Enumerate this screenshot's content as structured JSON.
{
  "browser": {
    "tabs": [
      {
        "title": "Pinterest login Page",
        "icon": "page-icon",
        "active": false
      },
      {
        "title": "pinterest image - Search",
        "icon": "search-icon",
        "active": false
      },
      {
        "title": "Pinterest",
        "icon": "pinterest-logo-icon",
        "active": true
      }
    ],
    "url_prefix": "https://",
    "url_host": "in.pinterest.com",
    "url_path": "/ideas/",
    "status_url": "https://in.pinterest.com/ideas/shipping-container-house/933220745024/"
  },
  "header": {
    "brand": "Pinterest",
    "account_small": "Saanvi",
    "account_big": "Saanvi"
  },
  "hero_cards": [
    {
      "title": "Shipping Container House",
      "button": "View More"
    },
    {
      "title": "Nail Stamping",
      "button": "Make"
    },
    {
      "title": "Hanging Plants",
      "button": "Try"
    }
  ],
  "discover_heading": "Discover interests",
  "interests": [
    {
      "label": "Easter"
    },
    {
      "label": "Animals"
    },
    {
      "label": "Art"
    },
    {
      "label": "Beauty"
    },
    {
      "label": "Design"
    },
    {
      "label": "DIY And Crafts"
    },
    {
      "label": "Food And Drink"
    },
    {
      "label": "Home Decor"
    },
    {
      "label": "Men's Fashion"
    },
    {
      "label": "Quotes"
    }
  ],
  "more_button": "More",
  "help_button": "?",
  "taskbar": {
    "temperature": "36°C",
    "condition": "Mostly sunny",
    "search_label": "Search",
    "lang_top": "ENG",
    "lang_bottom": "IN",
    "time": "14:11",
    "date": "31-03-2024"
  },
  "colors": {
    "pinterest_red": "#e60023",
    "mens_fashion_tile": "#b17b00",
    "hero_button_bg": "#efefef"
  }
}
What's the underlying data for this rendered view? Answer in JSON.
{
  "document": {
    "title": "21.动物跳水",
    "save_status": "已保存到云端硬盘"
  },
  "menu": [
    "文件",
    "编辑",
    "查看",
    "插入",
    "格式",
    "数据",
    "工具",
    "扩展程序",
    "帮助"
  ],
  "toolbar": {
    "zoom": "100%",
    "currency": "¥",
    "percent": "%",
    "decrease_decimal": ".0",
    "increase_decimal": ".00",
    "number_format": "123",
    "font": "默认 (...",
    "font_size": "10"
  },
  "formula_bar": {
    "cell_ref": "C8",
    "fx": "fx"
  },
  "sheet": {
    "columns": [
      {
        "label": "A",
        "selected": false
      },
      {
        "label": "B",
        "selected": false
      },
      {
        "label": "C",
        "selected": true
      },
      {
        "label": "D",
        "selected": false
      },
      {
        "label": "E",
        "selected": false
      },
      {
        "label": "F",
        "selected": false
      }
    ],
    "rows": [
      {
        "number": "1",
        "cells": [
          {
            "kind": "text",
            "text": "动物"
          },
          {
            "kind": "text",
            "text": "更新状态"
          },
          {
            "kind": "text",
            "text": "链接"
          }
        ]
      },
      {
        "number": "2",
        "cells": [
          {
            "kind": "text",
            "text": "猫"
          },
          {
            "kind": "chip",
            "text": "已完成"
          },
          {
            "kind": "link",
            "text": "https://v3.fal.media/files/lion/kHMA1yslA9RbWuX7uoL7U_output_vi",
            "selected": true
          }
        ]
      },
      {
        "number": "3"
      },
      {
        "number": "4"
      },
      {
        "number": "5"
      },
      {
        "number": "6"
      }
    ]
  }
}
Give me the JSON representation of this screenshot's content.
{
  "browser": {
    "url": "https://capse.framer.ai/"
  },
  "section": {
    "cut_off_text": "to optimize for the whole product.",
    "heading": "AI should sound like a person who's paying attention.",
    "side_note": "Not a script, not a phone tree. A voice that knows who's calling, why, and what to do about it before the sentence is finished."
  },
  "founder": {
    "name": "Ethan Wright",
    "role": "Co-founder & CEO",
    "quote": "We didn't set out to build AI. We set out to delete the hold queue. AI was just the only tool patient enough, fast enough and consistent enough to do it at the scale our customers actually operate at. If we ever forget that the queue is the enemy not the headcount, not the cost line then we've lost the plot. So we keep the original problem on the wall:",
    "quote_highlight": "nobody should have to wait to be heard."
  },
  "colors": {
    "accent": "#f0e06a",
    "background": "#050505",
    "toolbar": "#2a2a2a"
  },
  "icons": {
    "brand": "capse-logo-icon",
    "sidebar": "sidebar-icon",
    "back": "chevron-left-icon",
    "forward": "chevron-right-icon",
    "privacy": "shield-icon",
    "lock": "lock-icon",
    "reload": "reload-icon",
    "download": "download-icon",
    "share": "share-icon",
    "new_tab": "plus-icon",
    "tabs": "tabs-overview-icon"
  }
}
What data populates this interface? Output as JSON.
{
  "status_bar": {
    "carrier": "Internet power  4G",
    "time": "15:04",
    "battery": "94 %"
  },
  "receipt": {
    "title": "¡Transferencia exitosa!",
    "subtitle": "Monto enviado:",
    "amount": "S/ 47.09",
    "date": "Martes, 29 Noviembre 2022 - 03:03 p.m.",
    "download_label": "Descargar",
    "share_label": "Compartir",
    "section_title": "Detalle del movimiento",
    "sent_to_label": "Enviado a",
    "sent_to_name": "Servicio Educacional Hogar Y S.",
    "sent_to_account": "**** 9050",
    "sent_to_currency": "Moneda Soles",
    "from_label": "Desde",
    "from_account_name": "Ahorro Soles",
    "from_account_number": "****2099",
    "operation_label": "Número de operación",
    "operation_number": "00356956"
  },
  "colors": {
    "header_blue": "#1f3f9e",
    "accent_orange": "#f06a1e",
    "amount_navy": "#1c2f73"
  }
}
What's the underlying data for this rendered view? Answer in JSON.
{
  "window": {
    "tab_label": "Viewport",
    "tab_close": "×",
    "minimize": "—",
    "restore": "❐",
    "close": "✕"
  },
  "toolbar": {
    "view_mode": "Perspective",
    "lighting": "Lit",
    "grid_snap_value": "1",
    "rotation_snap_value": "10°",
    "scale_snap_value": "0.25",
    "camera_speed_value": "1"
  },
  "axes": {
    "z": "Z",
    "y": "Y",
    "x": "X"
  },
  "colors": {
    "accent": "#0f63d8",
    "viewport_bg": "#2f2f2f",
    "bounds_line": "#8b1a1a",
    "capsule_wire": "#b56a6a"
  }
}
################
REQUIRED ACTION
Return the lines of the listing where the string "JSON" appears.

EXERCISE OUTPUT
Enumerate this screenshot's content as structured JSON.
What's the underlying data for this rendered view? Answer in JSON.
Give me the JSON representation of this screenshot's content.
What data populates this interface? Output as JSON.
What's the underlying data for this rendered view? Answer in JSON.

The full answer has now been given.